■ WHAT TO WORK ON ■
What number of lines in the data below contain the string "testlist"? Answer with that number alone.

Segment Start: EXERCISE MATERIAL

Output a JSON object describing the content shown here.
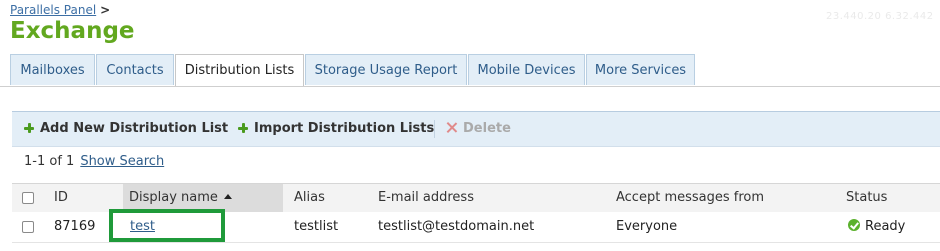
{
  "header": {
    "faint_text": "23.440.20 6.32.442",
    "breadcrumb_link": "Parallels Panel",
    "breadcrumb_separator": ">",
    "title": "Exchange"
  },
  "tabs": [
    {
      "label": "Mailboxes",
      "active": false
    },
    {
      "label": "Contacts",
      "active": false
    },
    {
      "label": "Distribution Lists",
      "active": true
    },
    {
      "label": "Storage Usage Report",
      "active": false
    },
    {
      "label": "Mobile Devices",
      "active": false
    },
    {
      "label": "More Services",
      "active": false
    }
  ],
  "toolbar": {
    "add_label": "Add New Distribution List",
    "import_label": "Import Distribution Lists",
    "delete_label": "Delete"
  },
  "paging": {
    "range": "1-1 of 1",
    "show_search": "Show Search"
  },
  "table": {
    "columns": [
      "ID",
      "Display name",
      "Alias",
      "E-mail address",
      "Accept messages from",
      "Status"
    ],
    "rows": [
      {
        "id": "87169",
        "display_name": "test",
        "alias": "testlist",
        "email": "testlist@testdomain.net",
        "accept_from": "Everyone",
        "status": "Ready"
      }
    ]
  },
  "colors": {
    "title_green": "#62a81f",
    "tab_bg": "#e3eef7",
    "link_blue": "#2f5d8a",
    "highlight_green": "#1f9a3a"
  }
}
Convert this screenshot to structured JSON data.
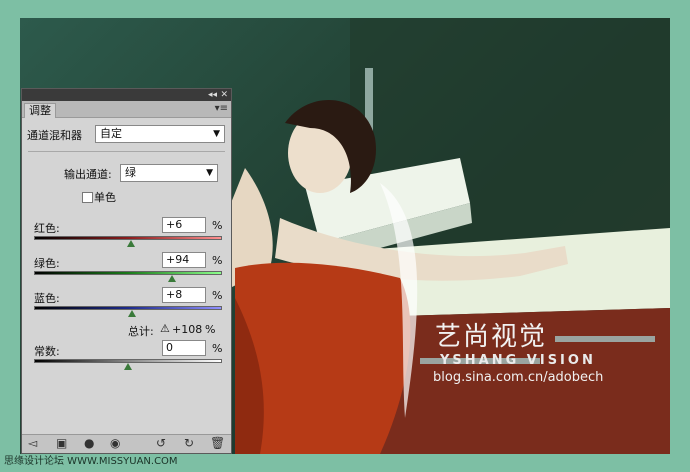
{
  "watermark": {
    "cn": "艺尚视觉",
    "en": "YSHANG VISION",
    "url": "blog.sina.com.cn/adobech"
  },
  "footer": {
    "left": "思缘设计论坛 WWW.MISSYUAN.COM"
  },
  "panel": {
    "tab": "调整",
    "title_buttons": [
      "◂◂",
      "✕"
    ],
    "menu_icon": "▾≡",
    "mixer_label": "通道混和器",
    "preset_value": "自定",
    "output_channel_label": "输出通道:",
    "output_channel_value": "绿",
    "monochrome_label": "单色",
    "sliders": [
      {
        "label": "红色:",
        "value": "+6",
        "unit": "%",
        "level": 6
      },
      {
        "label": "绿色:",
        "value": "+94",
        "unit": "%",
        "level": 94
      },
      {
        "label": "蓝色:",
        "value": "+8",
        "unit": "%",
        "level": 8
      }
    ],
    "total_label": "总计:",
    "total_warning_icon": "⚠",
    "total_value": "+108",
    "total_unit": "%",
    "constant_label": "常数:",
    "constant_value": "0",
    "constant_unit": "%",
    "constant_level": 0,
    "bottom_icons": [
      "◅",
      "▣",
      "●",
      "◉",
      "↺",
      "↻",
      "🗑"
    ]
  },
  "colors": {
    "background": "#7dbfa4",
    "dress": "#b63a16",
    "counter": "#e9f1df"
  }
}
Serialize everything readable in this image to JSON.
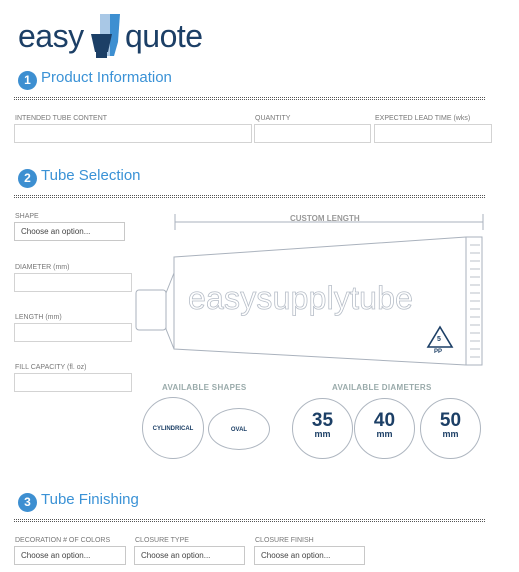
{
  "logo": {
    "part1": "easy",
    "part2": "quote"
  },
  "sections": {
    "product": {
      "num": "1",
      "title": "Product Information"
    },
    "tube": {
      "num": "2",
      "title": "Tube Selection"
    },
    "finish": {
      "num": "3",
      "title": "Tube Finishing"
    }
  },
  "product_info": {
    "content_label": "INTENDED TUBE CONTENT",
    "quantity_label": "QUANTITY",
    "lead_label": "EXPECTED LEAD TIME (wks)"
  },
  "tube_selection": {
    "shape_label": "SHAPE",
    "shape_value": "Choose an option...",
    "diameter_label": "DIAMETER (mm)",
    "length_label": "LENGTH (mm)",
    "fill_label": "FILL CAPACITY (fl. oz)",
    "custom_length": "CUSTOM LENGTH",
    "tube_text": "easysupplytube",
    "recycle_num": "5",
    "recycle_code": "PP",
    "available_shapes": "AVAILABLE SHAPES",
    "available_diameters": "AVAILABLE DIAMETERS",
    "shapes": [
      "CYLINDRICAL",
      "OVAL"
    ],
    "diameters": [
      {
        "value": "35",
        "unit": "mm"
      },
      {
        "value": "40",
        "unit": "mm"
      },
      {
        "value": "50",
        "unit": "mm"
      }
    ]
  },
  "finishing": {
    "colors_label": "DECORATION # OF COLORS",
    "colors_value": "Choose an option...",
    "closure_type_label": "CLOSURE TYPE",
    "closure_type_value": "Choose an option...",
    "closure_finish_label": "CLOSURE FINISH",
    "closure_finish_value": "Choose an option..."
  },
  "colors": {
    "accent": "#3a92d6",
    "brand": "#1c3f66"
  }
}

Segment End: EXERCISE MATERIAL
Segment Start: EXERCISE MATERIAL

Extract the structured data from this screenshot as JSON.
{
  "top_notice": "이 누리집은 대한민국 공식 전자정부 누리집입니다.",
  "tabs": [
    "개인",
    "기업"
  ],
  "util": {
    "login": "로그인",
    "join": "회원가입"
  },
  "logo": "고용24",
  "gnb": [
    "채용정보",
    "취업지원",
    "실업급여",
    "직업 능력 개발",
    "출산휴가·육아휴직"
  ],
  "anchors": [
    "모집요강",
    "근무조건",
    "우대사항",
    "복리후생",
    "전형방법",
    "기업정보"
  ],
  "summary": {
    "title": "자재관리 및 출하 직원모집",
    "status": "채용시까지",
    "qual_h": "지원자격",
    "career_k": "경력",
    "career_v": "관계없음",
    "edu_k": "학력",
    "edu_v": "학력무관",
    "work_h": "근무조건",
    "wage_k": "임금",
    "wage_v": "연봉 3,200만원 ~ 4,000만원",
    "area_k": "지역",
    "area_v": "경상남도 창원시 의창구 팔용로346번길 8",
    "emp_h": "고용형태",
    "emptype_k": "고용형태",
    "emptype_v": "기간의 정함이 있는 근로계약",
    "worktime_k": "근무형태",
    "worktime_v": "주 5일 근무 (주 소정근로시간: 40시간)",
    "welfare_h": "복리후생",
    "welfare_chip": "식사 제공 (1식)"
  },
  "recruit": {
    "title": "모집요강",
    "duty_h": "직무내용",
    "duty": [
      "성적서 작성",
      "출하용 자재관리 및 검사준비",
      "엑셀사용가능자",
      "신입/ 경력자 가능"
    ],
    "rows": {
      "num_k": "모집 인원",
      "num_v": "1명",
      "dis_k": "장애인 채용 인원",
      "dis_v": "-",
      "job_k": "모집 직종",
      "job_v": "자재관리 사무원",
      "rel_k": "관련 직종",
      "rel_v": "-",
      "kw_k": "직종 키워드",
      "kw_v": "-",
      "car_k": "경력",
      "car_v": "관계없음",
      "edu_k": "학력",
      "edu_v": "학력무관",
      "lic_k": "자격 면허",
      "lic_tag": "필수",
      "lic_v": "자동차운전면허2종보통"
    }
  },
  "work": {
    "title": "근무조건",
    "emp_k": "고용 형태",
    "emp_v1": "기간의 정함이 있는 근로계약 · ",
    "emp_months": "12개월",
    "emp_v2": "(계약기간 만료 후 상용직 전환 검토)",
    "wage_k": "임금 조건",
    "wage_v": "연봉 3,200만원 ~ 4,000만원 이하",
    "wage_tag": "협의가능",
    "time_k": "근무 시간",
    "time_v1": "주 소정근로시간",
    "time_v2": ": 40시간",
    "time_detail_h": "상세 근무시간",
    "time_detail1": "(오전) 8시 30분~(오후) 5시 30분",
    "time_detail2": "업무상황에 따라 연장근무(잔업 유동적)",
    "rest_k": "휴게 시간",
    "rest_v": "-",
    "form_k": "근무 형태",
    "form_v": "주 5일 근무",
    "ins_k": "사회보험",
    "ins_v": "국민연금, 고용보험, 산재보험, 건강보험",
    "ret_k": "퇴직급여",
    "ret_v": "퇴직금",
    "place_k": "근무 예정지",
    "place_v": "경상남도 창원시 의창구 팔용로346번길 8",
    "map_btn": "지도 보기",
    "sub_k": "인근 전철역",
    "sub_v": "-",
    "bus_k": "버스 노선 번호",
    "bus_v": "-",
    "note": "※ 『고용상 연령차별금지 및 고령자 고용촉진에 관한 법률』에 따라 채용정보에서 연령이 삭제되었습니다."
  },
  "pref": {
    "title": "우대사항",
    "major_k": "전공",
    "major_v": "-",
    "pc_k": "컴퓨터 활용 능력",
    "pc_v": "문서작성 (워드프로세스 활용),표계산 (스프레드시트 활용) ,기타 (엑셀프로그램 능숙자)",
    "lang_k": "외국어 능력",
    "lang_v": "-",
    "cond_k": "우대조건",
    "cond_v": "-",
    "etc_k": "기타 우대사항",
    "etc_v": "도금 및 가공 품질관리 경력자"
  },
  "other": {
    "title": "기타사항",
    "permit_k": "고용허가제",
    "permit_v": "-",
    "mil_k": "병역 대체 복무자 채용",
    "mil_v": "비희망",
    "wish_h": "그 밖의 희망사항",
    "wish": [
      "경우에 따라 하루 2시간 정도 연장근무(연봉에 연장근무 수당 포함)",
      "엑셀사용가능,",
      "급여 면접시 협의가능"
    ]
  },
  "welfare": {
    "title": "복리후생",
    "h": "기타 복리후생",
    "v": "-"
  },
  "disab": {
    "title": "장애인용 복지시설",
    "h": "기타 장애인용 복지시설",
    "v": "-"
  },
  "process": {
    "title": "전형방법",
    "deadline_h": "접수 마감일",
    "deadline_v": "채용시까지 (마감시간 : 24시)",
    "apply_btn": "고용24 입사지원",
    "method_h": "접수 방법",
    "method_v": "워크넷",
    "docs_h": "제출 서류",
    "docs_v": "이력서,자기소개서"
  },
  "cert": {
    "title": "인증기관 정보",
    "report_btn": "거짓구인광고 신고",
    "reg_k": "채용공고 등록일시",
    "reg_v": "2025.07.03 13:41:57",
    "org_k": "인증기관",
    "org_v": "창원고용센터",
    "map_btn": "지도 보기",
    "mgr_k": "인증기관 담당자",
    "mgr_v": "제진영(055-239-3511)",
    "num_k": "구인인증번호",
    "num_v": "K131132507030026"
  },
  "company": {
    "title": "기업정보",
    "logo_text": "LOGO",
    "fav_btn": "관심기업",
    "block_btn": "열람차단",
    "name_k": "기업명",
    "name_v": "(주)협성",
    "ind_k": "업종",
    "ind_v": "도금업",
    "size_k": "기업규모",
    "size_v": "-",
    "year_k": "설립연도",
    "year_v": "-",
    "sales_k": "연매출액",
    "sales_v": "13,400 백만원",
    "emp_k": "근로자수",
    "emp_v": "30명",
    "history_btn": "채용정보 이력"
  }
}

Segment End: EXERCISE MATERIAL

■ RESPONSE TO THIS EXERCISE ■
2